▶ _Exercise objective_
Which lines in the records below contain the word "valleyDev"? Return each of them.

*** Task inputs Section Begins ***

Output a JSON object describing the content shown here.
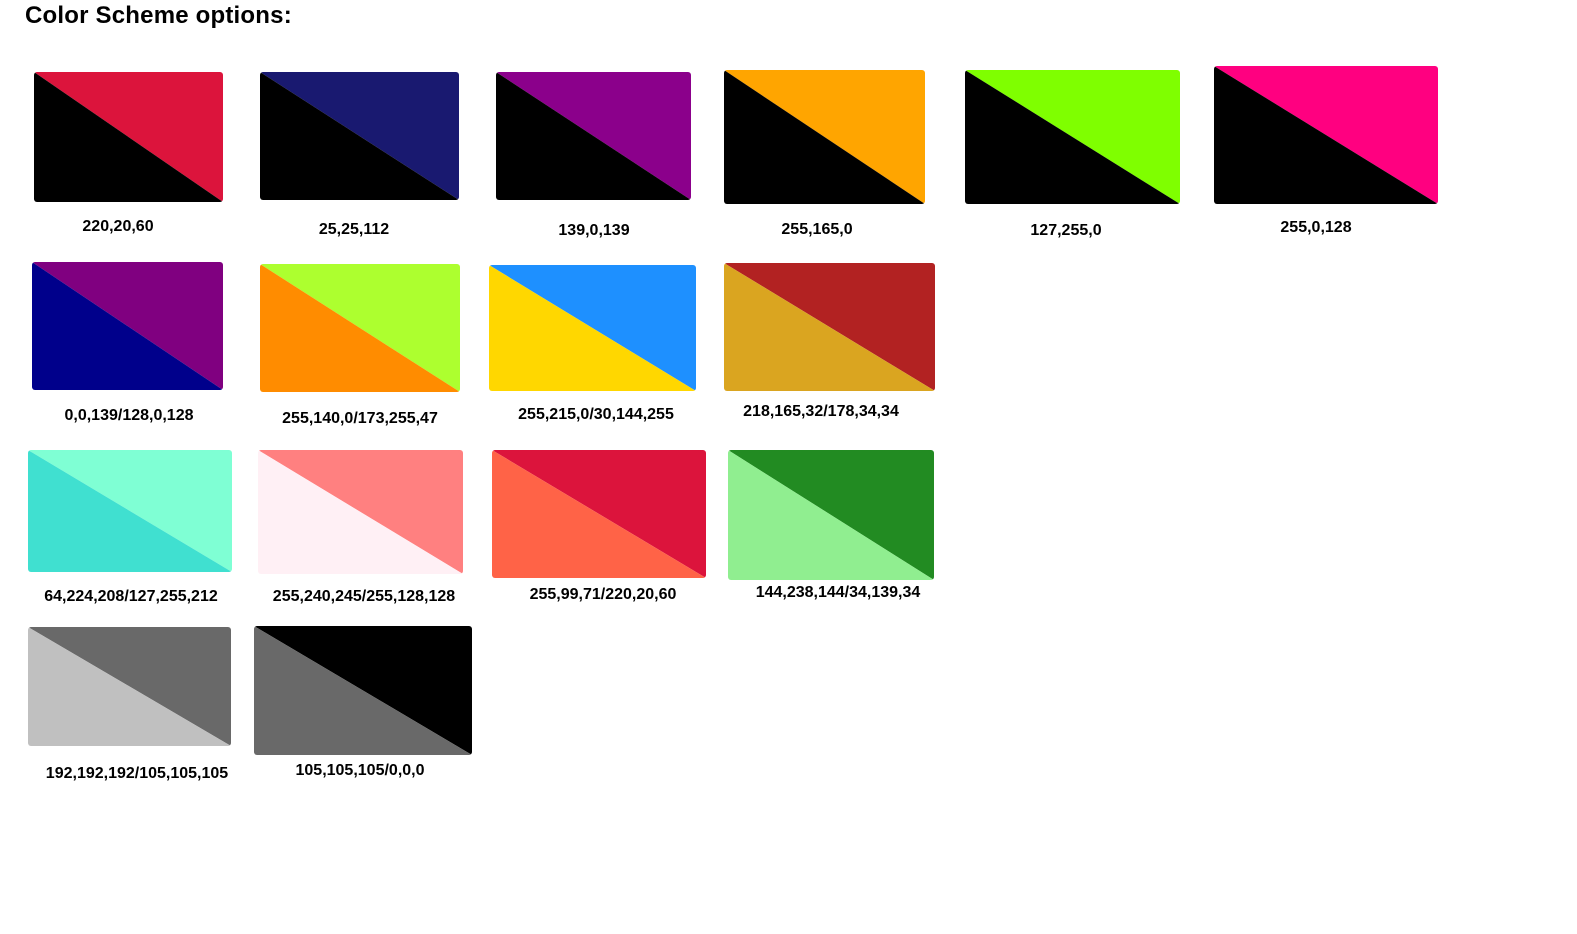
{
  "title": "Color Scheme options:",
  "options": [
    {
      "label": "220,20,60",
      "primary": "#000000",
      "secondary": "#dc143c"
    },
    {
      "label": "25,25,112",
      "primary": "#000000",
      "secondary": "#191970"
    },
    {
      "label": "139,0,139",
      "primary": "#000000",
      "secondary": "#8b008b"
    },
    {
      "label": "255,165,0",
      "primary": "#000000",
      "secondary": "#ffa500"
    },
    {
      "label": "127,255,0",
      "primary": "#000000",
      "secondary": "#7fff00"
    },
    {
      "label": "255,0,128",
      "primary": "#000000",
      "secondary": "#ff0080"
    },
    {
      "label": "0,0,139/128,0,128",
      "primary": "#00008b",
      "secondary": "#800080"
    },
    {
      "label": "255,140,0/173,255,47",
      "primary": "#ff8c00",
      "secondary": "#adff2f"
    },
    {
      "label": "255,215,0/30,144,255",
      "primary": "#ffd700",
      "secondary": "#1e90ff"
    },
    {
      "label": "218,165,32/178,34,34",
      "primary": "#daa520",
      "secondary": "#b22222"
    },
    {
      "label": "64,224,208/127,255,212",
      "primary": "#40e0d0",
      "secondary": "#7fffd4"
    },
    {
      "label": "255,240,245/255,128,128",
      "primary": "#fff0f5",
      "secondary": "#ff8080"
    },
    {
      "label": "255,99,71/220,20,60",
      "primary": "#ff6347",
      "secondary": "#dc143c"
    },
    {
      "label": "144,238,144/34,139,34",
      "primary": "#90ee90",
      "secondary": "#228b22"
    },
    {
      "label": "192,192,192/105,105,105",
      "primary": "#c0c0c0",
      "secondary": "#696969"
    },
    {
      "label": "105,105,105/0,0,0",
      "primary": "#696969",
      "secondary": "#000000"
    }
  ]
}
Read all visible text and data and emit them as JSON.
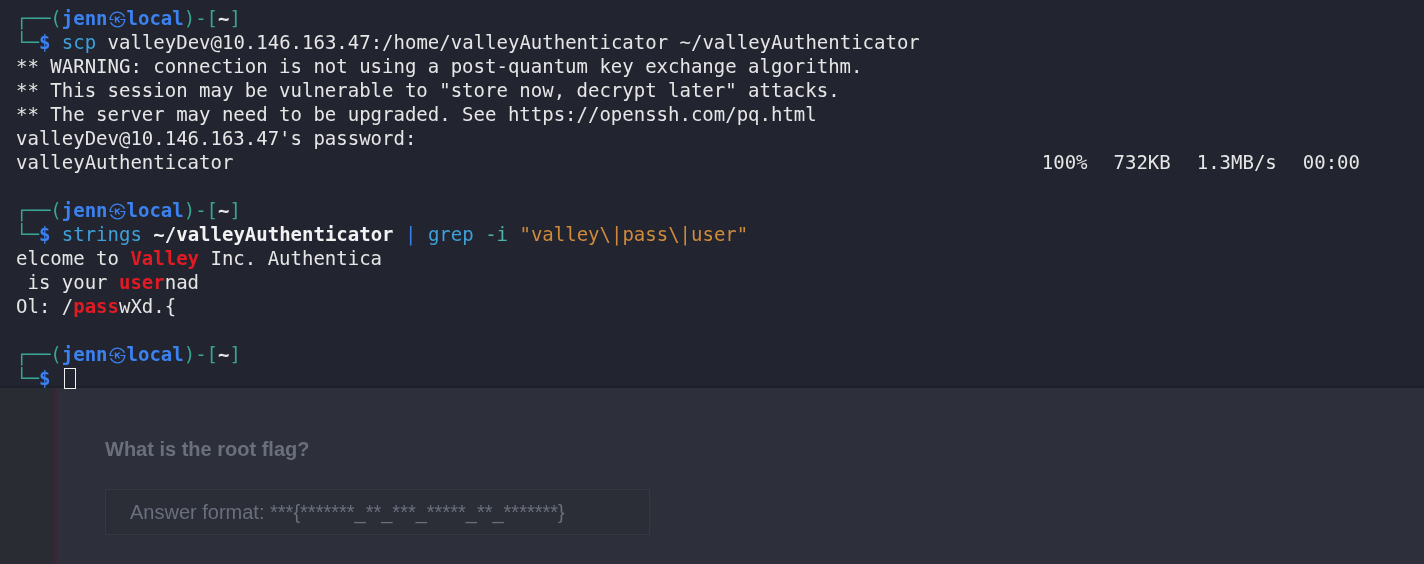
{
  "terminal": {
    "blocks": [
      {
        "kind": "prompt",
        "open": "┌──(",
        "user": "jenn",
        "at": "㉿",
        "host": "local",
        "mid": ")-[",
        "dir": "~",
        "close": "]",
        "corner": "└─",
        "sigil": "$",
        "tokens": [
          {
            "kind": "command",
            "text": "scp"
          },
          {
            "kind": "arg",
            "text": "valleyDev@10.146.163.47:/home/valleyAuthenticator"
          },
          {
            "kind": "arg",
            "text": "~/valleyAuthenticator"
          }
        ]
      },
      {
        "kind": "output",
        "segments": [
          {
            "text": "** WARNING: connection is not using a post-quantum key exchange algorithm.",
            "match": false
          }
        ]
      },
      {
        "kind": "output",
        "segments": [
          {
            "text": "** This session may be vulnerable to \"store now, decrypt later\" attacks.",
            "match": false
          }
        ]
      },
      {
        "kind": "output",
        "segments": [
          {
            "text": "** The server may need to be upgraded. See https://openssh.com/pq.html",
            "match": false
          }
        ]
      },
      {
        "kind": "output",
        "segments": [
          {
            "text": "valleyDev@10.146.163.47's password:",
            "match": false
          }
        ]
      },
      {
        "kind": "progress",
        "file": "valleyAuthenticator",
        "percent": "100%",
        "size": "732KB",
        "rate": "1.3MB/s",
        "eta": "00:00"
      },
      {
        "kind": "blank"
      },
      {
        "kind": "prompt",
        "open": "┌──(",
        "user": "jenn",
        "at": "㉿",
        "host": "local",
        "mid": ")-[",
        "dir": "~",
        "close": "]",
        "corner": "└─",
        "sigil": "$",
        "tokens": [
          {
            "kind": "command",
            "text": "strings"
          },
          {
            "kind": "path",
            "text": "~/valleyAuthenticator"
          },
          {
            "kind": "pipe",
            "text": "|"
          },
          {
            "kind": "command",
            "text": "grep"
          },
          {
            "kind": "option",
            "text": "-i"
          },
          {
            "kind": "string",
            "text": "\"valley\\|pass\\|user\""
          }
        ]
      },
      {
        "kind": "output",
        "segments": [
          {
            "text": "elcome to ",
            "match": false
          },
          {
            "text": "Valley",
            "match": true
          },
          {
            "text": " Inc. Authentica",
            "match": false
          }
        ]
      },
      {
        "kind": "output",
        "segments": [
          {
            "text": " is your ",
            "match": false
          },
          {
            "text": "user",
            "match": true
          },
          {
            "text": "nad",
            "match": false
          }
        ]
      },
      {
        "kind": "output",
        "segments": [
          {
            "text": "Ol: /",
            "match": false
          },
          {
            "text": "pass",
            "match": true
          },
          {
            "text": "wXd.{",
            "match": false
          }
        ]
      },
      {
        "kind": "blank"
      },
      {
        "kind": "prompt",
        "open": "┌──(",
        "user": "jenn",
        "at": "㉿",
        "host": "local",
        "mid": ")-[",
        "dir": "~",
        "close": "]",
        "corner": "└─",
        "sigil": "$",
        "cursor": true
      }
    ]
  },
  "question": {
    "title": "What is the root flag?",
    "answer": {
      "placeholder": "Answer format: ***{*******_**_***_*****_**_*******}"
    }
  }
}
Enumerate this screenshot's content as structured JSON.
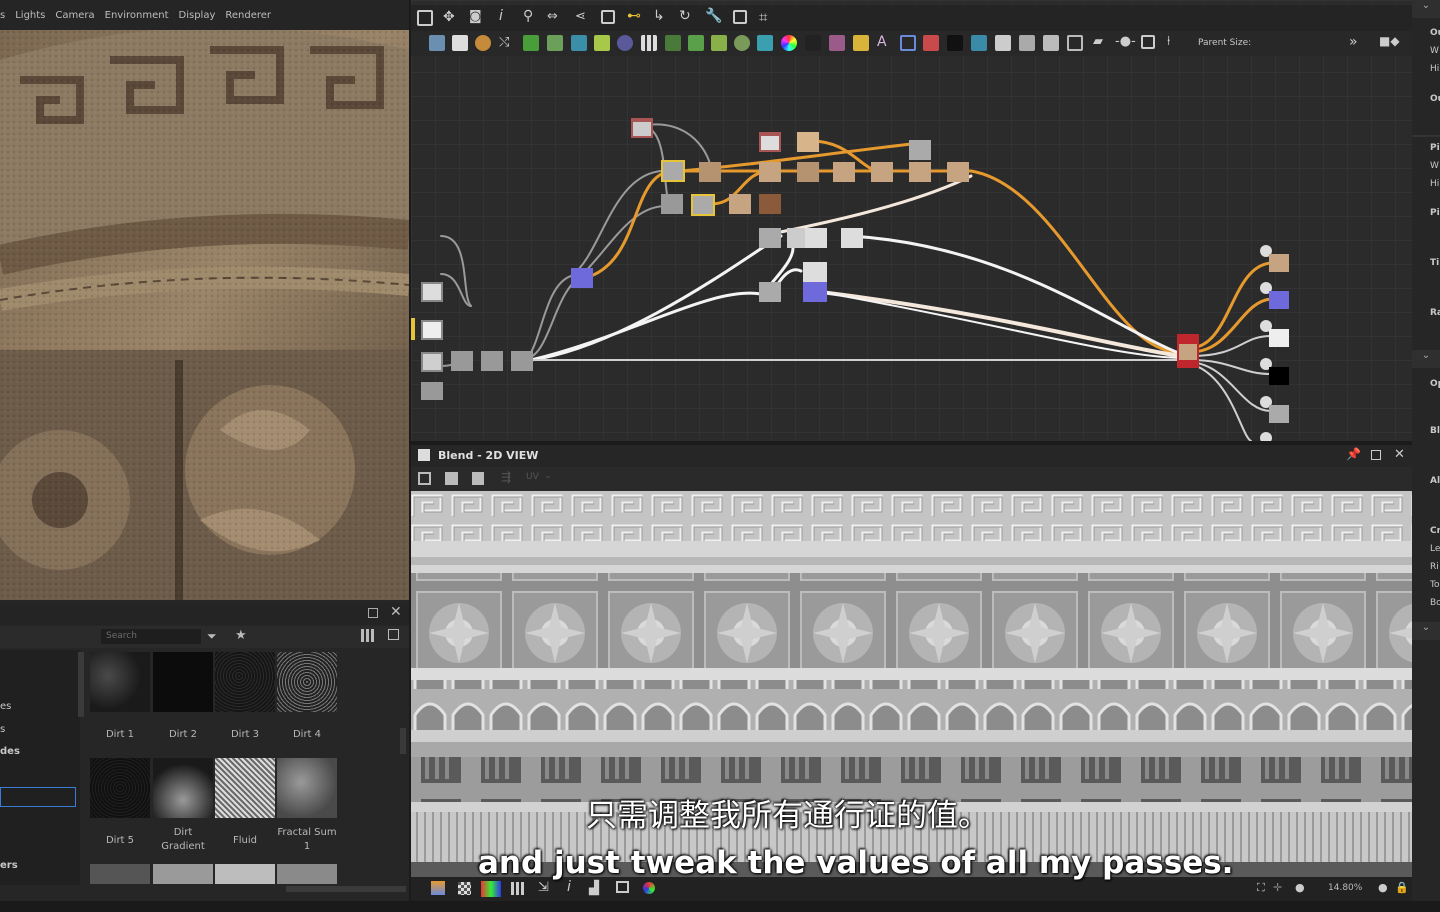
{
  "viewport": {
    "menu": [
      "s",
      "Lights",
      "Camera",
      "Environment",
      "Display",
      "Renderer"
    ]
  },
  "library": {
    "search_placeholder": "Search",
    "tree": [
      "es",
      "s",
      "des",
      "ers"
    ],
    "items": [
      {
        "label": "Dirt 1"
      },
      {
        "label": "Dirt 2"
      },
      {
        "label": "Dirt 3"
      },
      {
        "label": "Dirt 4"
      },
      {
        "label": "Dirt 5"
      },
      {
        "label": "Dirt Gradient"
      },
      {
        "label": "Fluid"
      },
      {
        "label": "Fractal Sum 1"
      }
    ]
  },
  "graph_toolbar": {
    "parent_size_label": "Parent Size:"
  },
  "view2d": {
    "title": "Blend - 2D VIEW",
    "uv_label": "UV",
    "zoom": "14.80%"
  },
  "right_panel": {
    "labels": [
      "Ou",
      "W",
      "Hi",
      "Ou",
      "Pi",
      "W",
      "Hi",
      "Pi",
      "Ti",
      "Ra",
      "Op",
      "Bl",
      "Al",
      "Cr",
      "Le",
      "Ri",
      "To",
      "Bo"
    ]
  },
  "subtitles": {
    "zh": "只需调整我所有通行证的值。",
    "en": "and just tweak the values of all my passes."
  },
  "colors": {
    "accent_orange": "#e69a2e",
    "node_red": "#c0262e",
    "node_purple": "#6f6adc"
  }
}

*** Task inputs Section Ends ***

▶ _Task answer_
            "text": "valleyDev@10.146.163.47:/home/valleyAuthenticator"
            "text": "valleyDev@10.146.163.47's password:",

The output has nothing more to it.